* [EXERCISE PROMPT] Restate the records below word for word, and omit the images they hold.

* [DATA SECTION]
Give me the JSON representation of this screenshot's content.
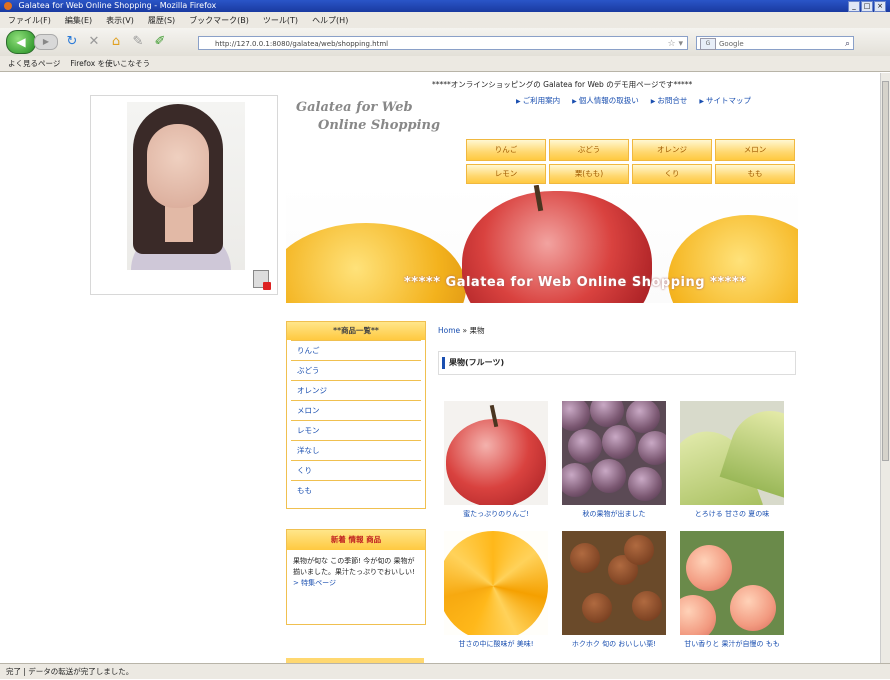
{
  "window": {
    "title": "Galatea for Web Online Shopping - Mozilla Firefox"
  },
  "menu": [
    "ファイル(F)",
    "編集(E)",
    "表示(V)",
    "履歴(S)",
    "ブックマーク(B)",
    "ツール(T)",
    "ヘルプ(H)"
  ],
  "toolbar": {
    "url": "http://127.0.0.1:8080/galatea/web/shopping.html",
    "search_engine": "G",
    "search_placeholder": "Google"
  },
  "bookmarks": [
    "よく見るページ",
    "Firefox を使いこなそう"
  ],
  "page": {
    "marquee": "*****オンラインショッピングの Galatea for Web のデモ用ページです*****",
    "top_links": [
      "ご利用案内",
      "個人情報の取扱い",
      "お問合せ",
      "サイトマップ"
    ],
    "logo_line1": "Galatea for Web",
    "logo_line2": "Online Shopping",
    "fruit_nav": [
      "りんご",
      "ぶどう",
      "オレンジ",
      "メロン",
      "レモン",
      "栗(もも)",
      "くり",
      "もも"
    ],
    "banner_text": "***** Galatea for Web Online Shopping *****",
    "sidebar": {
      "title": "**商品一覧**",
      "items": [
        "りんご",
        "ぶどう",
        "オレンジ",
        "メロン",
        "レモン",
        "洋なし",
        "くり",
        "もも"
      ],
      "news_title": "新着 情報 商品",
      "news_text": "果物が旬な この季節! 今が旬の 果物が揃いました。果汁たっぷりでおいしい!",
      "news_link": "> 特集ページ"
    },
    "breadcrumb_home": "Home",
    "breadcrumb_current": "果物",
    "category_title": "果物(フルーツ)",
    "products": [
      {
        "caption": "蜜たっぷりのりんご!"
      },
      {
        "caption": "秋の果物が出ました"
      },
      {
        "caption": "とろける 甘さの 夏の味"
      },
      {
        "caption": "甘さの中に酸味が 美味!"
      },
      {
        "caption": "ホクホク 旬の おいしい栗!"
      },
      {
        "caption": "甘い香りと 果汁が自慢の もも"
      }
    ]
  },
  "status": "完了 | データの転送が完了しました。"
}
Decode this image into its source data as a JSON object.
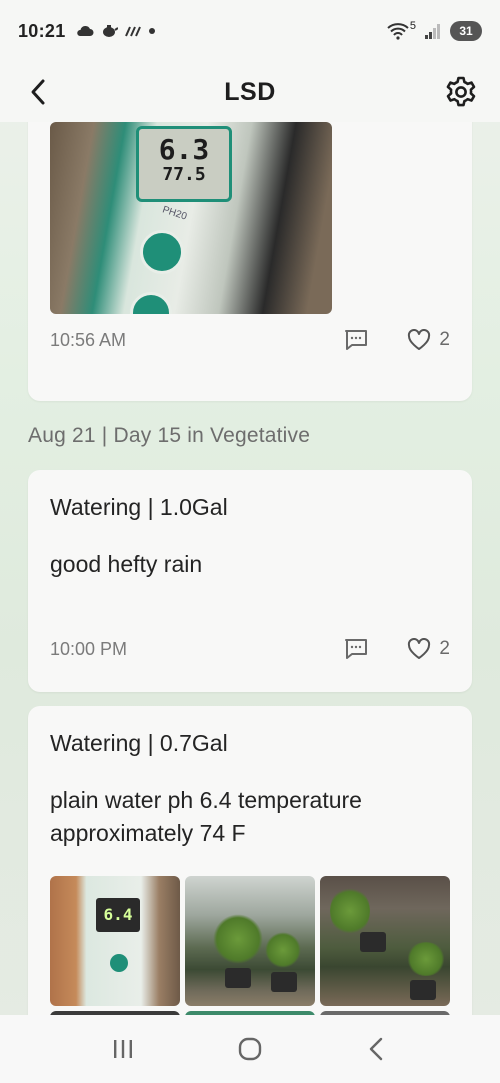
{
  "status_bar": {
    "time": "10:21",
    "left_icons": [
      "cloud-icon",
      "teapot-icon",
      "data-icon",
      "dot-icon"
    ],
    "wifi_label": "5",
    "battery": "31"
  },
  "header": {
    "title": "LSD",
    "back_icon": "chevron-left-icon",
    "settings_icon": "gear-icon"
  },
  "feed": {
    "card1": {
      "photo": {
        "lcd_value": "6.3",
        "lcd_temp": "77.5",
        "brand": "PH20"
      },
      "time": "10:56 AM",
      "likes": "2"
    },
    "date_header": "Aug 21 | Day 15 in Vegetative",
    "card2": {
      "title": "Watering | 1.0Gal",
      "note": "good hefty rain",
      "time": "10:00 PM",
      "likes": "2"
    },
    "card3": {
      "title": "Watering | 0.7Gal",
      "note": "plain water ph 6.4 temperature approximately 74 F",
      "thumb_lcd": "6.4"
    }
  },
  "nav": {
    "recents_icon": "recents-icon",
    "home_icon": "home-icon",
    "back_icon": "back-icon"
  },
  "colors": {
    "background_gradient": "#dfeadd",
    "card": "#f8f8f7",
    "meta_text": "#7b7b7b",
    "accent_green": "#1f8f78"
  }
}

* [TASK OUTPUT]
Give me the JSON representation of this screenshot's content.
{
  "window": {
    "title": "Galatea for Web Online Shopping - Mozilla Firefox"
  },
  "menu": [
    "ファイル(F)",
    "編集(E)",
    "表示(V)",
    "履歴(S)",
    "ブックマーク(B)",
    "ツール(T)",
    "ヘルプ(H)"
  ],
  "toolbar": {
    "url": "http://127.0.0.1:8080/galatea/web/shopping.html",
    "search_engine": "G",
    "search_placeholder": "Google"
  },
  "bookmarks": [
    "よく見るページ",
    "Firefox を使いこなそう"
  ],
  "page": {
    "marquee": "*****オンラインショッピングの Galatea for Web のデモ用ページです*****",
    "top_links": [
      "ご利用案内",
      "個人情報の取扱い",
      "お問合せ",
      "サイトマップ"
    ],
    "logo_line1": "Galatea for Web",
    "logo_line2": "Online Shopping",
    "fruit_nav": [
      "りんご",
      "ぶどう",
      "オレンジ",
      "メロン",
      "レモン",
      "栗(もも)",
      "くり",
      "もも"
    ],
    "banner_text": "***** Galatea for Web Online Shopping *****",
    "sidebar": {
      "title": "**商品一覧**",
      "items": [
        "りんご",
        "ぶどう",
        "オレンジ",
        "メロン",
        "レモン",
        "洋なし",
        "くり",
        "もも"
      ],
      "news_title": "新着 情報 商品",
      "news_text": "果物が旬な この季節! 今が旬の 果物が揃いました。果汁たっぷりでおいしい!",
      "news_link": "> 特集ページ"
    },
    "breadcrumb_home": "Home",
    "breadcrumb_current": "果物",
    "category_title": "果物(フルーツ)",
    "products": [
      {
        "caption": "蜜たっぷりのりんご!"
      },
      {
        "caption": "秋の果物が出ました"
      },
      {
        "caption": "とろける 甘さの 夏の味"
      },
      {
        "caption": "甘さの中に酸味が 美味!"
      },
      {
        "caption": "ホクホク 旬の おいしい栗!"
      },
      {
        "caption": "甘い香りと 果汁が自慢の もも"
      }
    ]
  },
  "status": "完了 | データの転送が完了しました。"
}
Decode this image into its source data as a JSON object.
{
  "status_bar": {
    "time": "10:21",
    "left_icons": [
      "cloud-icon",
      "teapot-icon",
      "data-icon",
      "dot-icon"
    ],
    "wifi_label": "5",
    "battery": "31"
  },
  "header": {
    "title": "LSD",
    "back_icon": "chevron-left-icon",
    "settings_icon": "gear-icon"
  },
  "feed": {
    "card1": {
      "photo": {
        "lcd_value": "6.3",
        "lcd_temp": "77.5",
        "brand": "PH20"
      },
      "time": "10:56 AM",
      "likes": "2"
    },
    "date_header": "Aug 21 | Day 15 in Vegetative",
    "card2": {
      "title": "Watering | 1.0Gal",
      "note": "good hefty rain",
      "time": "10:00 PM",
      "likes": "2"
    },
    "card3": {
      "title": "Watering | 0.7Gal",
      "note": "plain water ph 6.4 temperature approximately 74 F",
      "thumb_lcd": "6.4"
    }
  },
  "nav": {
    "recents_icon": "recents-icon",
    "home_icon": "home-icon",
    "back_icon": "back-icon"
  },
  "colors": {
    "background_gradient": "#dfeadd",
    "card": "#f8f8f7",
    "meta_text": "#7b7b7b",
    "accent_green": "#1f8f78"
  }
}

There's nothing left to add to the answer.